By Kotie Geldenhuys
The mere mention of corruption, makes one think about State capture, the Guptas, former President Jacob Zuma and a former National Commissioner, namely the late Jackie Selebi. Although corruption is nothing new, it seems that it got out of hand over the past decade or so. There is a general feeling of distrust, not only in terms of whom can be trusted, but also in terms of systems and whether the corrupt will ever have to pay for their crimes. The general public is not alone in voicing their feelings. On 14 October 2019, Adv Kevin Malunga, the outgoing Deputy Public Protector of the Republic of South Africa tweeted: "The tragedy of South Africa’s criminal justice system is that the troubled young mother or juvenile who steals baby formula etc rots in jail for months as an awaiting trial prisoner while nothing happens to a resourced politician who is linked to corruption by forensic evidence."

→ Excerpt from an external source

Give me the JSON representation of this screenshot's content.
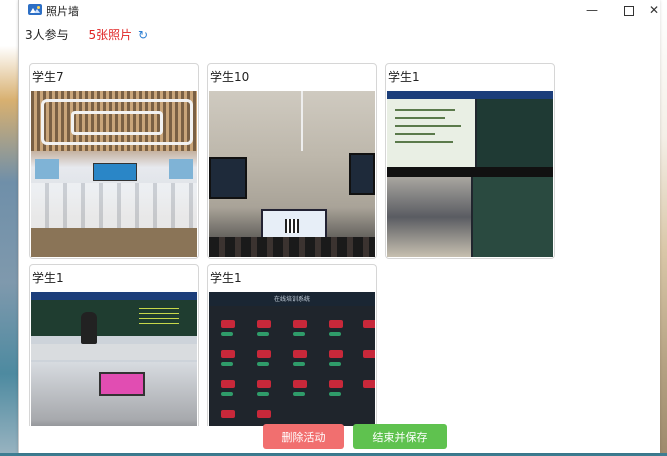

Corruption has the potential to cripple all facets of society: it deprives people of quality education and job opportunities, undermines efforts to fight poverty, inequality and unemployment and also robs people of safety, health, infrastructure and a better quality of life. During an Institute for Security Studies (ISS) Seminar that was held in Pretoria on 24 October 2019, Adv Andy Mothibi, the Head of the Special Investigating Unit (SIU), added that corruption leads to a waste of public resources, undermines peace and democracy, deprives the public sector of valuable revenues and also reduces private sector productivity.
According to Transparency International’s 2018 Corruption Perception Index, the most corrupt countries are Somalia (ranked at 180), followed by Syria, South Sudan, Yemen, North Korea, Sudan, Guinea Bissau, Equatorial Guinea, Afghanistan, Libya, Burundi, Venezuela and Iraq. South Africa finds itself in the 73rd position (Transparency International, 2019). Corruption Watch’s 2018 Annual Report notes that the majority of the corruption in South Africa occurs at a provincial government level (35%) followed by national government (27%) and local government (23%), while the rest of the figure consists of state-owned entities and the private sector (Corruption Watch, 2018).
Transparency International’s Global Corruption Barometer confirms that corruption hits poor people the hardest, with devastating consequences. A bribe demanded by a police official may mean that a family cannot afford school fees or even food to eat. Findings from Mexico, for example, show that the typical poor family must spend one third of their income on bribes (Transparency International, 2019). The situation is so bad in the most corrupt countries that their populations face a combination of insecurity, resource shortage, a weak and even absent state, poor infrastructures, declining health and low-quality education. But what is corruption and what is being done about it in South Africa?
The terms "corruption" and "bribery" are often used interchangeably which is confusing. The National Head of the Directorate for Priority Crime Investigation (DPCI) (also known as the Hawks), Lt-Gen Godfrey Lebeya, explained to Servamus that a crime called bribery, which is a common law crime, previously existed. At some point the legislature in South Africa found that the bribery law left some of the parties involved in this crime outside of this scope of investigation. "Bribery was mostly concerned with government officials and when one came across other parties that were involved, there was not a law that covers them," he said. To supplement and to close those gaps, South Africa passed the Corruption Act 94 of 1992 which abolished bribery as a crime. The Corruption Act 94 of 1992 was repealed by the Prevention and Combating of Corrupt Activities Act 12 of 2004 which deals with corruption and not bribery. Lt-Gen Lebeya said that the general reference to the act of bribery is incorrect and that its meaning is more that "a person is corrupting another one".
During the Intelligence Transfer Centre’s (ITC) 7th Annual Government Law Conference which was held on 29 May 2019 in Pretoria, Adv Gerrie Nel said that we tend to over-complicate corruption as people seldom read the definition of corruption and therefore have a misconception about what corruption entails. According to the Prevention and Combating of Corrupt Activities Act 12 of 2004, corruption occurs when any person directly or indirectly accepts or offers (or agrees to offer or accept) any form of gratification (not necessarily monetary) that will either benefit themselves or another person. In terms of this legislation, corrupt activities are described as acts that involve an improper or corrupt exchange between two or more parties. Adv Nel argued that if we understood the corruption charges against Jackie Selebi as well as against Schabir Shaik, we would be in a better position to understand corruption.
During the interview with Lt-Gen Lebeya he noted that the Prevention and Combating of Corrupt Activities Act 12 of 2004 provides for a crime called foreign bribery which is a transnational crime that involves corruption. "We can say that it is transnational corruption as the suspects are in more than one country, including South Africa," he explained. Since bribery is still a crime that has not been abolished internationally and South Africa has signed treaties which refer to foreign briberies, the word bribery again appears in our space. The offence itself is addressed in Act 12 of 2004 which means that offenders will be prosecuted under this same statute.